The movie tells the interwoven stories of Luke (T.J. Dalrymple) and Alé (Erin Bethea), who marry right after school and move to India to serve as missionaries for Embrace A Village, a ministry that cares for those afflicted with leprosy and their families; aspiring financier Catherine (Kate Cobb), who joins a prestigious financial institution determined to make an impact on corporate America; Ryder (Matthew Florida), who lands an impressive job in social media and can’t wait to use the powerful medium for a greater good; and Ethan (Shawn-Caulin Young,) seemingly the odd man out, who struggles to find his God-given-purpose and feels sidelined by God.
“What they all come to learn is that it never really was their time,” Arnold said. “It always was, always is, God’s time.”
I watched this with my family. If you're concerned about the leprosy, it is not shown during the movie. It is safe to watch with your family. There is a three minute video at the end that explains the ministry of Embrace a Village in India. It does show people with leprosy that could be disturbing to young children.
My family's thoughts:
"It was very realistic, more like real life than a movie." ~ Michael, 13 years old
"Inspiring, I've never cried so much at a movie." ~ Emily, 15 years old
"It's not our time, it's His. It's not about what we do, it's about what He's called us to be." ~ Lowell, the papa.
Please enjoy this trailer.
This Is Our Time presented by Pure Flix
104 minutes, not rated
Releases on DVD and Blu-Ray on Tuesday, April 16.

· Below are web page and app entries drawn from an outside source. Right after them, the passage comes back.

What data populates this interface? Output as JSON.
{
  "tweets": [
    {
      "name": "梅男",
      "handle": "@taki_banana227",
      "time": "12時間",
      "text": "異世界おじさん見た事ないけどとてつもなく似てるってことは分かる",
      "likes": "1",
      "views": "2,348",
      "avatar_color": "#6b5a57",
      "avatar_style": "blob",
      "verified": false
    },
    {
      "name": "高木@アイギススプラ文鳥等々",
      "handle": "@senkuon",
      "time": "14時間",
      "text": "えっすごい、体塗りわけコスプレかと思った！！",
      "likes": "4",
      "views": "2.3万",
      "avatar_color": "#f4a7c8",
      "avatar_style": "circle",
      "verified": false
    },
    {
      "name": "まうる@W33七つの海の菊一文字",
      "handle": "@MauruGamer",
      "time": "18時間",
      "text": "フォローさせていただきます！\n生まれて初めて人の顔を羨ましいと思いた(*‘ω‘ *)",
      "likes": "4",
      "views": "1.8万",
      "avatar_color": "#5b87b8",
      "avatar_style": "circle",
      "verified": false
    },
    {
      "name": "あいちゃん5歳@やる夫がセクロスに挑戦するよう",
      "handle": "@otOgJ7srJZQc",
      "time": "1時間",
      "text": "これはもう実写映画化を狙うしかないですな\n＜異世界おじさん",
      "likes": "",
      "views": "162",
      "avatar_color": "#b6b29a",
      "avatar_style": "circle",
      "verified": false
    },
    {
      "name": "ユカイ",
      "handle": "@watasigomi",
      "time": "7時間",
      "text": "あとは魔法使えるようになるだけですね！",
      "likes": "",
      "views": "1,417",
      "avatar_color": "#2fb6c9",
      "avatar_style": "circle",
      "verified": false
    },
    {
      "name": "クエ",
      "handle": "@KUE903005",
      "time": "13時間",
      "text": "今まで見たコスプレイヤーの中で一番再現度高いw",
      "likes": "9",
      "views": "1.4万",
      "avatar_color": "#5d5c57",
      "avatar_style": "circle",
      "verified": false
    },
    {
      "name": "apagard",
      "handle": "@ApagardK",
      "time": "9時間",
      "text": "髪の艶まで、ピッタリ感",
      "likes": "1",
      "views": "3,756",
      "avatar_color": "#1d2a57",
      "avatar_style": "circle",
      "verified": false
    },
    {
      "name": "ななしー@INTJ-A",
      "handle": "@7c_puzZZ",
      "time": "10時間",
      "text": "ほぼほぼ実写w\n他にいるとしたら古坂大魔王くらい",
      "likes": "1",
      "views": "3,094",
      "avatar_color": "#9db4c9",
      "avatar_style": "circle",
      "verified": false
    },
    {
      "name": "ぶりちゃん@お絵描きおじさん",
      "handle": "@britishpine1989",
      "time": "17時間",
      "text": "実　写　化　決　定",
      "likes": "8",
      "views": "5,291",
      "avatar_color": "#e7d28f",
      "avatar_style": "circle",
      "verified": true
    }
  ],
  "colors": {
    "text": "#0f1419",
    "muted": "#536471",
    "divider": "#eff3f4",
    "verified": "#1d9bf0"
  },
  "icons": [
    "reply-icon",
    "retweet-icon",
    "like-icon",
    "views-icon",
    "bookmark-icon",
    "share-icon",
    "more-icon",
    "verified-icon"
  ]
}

"Disclosure of Material Connection: I received one or more of the products or services mentioned above for free in hope that I would mention it on my blog. Regardless, I only recommend products or services I use personally and believe will be good for my readers. I am disclosing this in accordance with the Federal Trade Commission's 16 CFR, Part 255: "Guides Concerning the Use of Endorsements and Testimonials in Advertising."